So I can be pretty sure that when my colleague Richard Green, who directs the Lusk Center for Real Estate, leaves the building, he is doing so because he has to go meet with potential donors or the press or consulting with politicos working on housing issues. The same is true of all of my other colleagues in various ilks: we have off-campus meetings and those meetings may be directly related to the mission of the university and for teaching–such as when my colleague Chris Redfearn, the director of the MRED program here, missed a meeting with me recently: he was meeting with the City of Los Angeles to give his MRED students greater learning opportunities. All that stuff takes time, and it’s not all necessarily related to our silly research and petty awards.
Second, if an office is closed or locked for days at a time, it probably means that they have either taken on a visiting role somewhere or they are at a meeting. Again, my colleague Richard Green is an excellent example. He recently spent a month in India: does that do nothing for our students? He’s building up a partnership that, yes, yields research gains to him but also might open international learning opportunities.

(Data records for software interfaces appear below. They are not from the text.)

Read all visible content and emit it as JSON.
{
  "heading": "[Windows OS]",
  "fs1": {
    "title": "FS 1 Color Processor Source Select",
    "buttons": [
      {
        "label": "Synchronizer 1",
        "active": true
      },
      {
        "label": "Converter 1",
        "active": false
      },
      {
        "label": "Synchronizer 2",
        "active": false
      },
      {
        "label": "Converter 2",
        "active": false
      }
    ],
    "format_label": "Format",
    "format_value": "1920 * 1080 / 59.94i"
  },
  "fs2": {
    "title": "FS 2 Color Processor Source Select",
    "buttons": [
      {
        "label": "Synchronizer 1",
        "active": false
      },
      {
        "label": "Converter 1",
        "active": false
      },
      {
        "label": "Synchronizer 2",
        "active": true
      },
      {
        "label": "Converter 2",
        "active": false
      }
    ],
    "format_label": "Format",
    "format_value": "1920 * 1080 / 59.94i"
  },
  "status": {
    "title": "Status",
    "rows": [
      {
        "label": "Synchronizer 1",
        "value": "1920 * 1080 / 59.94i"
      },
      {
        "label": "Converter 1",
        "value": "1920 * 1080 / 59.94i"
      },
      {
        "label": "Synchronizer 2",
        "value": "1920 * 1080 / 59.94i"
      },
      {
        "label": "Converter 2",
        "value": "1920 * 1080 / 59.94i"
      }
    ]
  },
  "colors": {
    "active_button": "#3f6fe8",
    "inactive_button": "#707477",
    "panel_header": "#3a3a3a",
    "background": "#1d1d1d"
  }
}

Professor work isn’t like other work. Higher education is an industry but it is not like other industries with traditional customer service constraints. When higher education starts to become ostensibly customer oriented, it undermines itself and those customers a lot. Does a program succeed by making 19 year-olds happy at Scantron evaluation time, or does it succeed after they have graduated with much higher human capital than when they came in? Are they better judges of that, or their employers? Some 19 year-olds are capable of recognizing their own gains in human capital and others aren’t: but the labor market, though flawed, is excellent at discriminating who has learned and who hasn’t. And if you think programs and universities don’t pay attention to where they place their grads, you aren’t paying attention.
So he says he pays our salaries. When he graduates, chances are very good that he will work either in an industry that receives substantial taxpayers subsidy (like mine and a lot of others) or a governmental employee outright. That means I’ll pay his salary, a miniscule part, in the same way he pays a small part of mine. I’ll cut him a deal: I’ll let people who are actually qualified to judge his performance as a forester judge his performance if he does the same for me as a professor.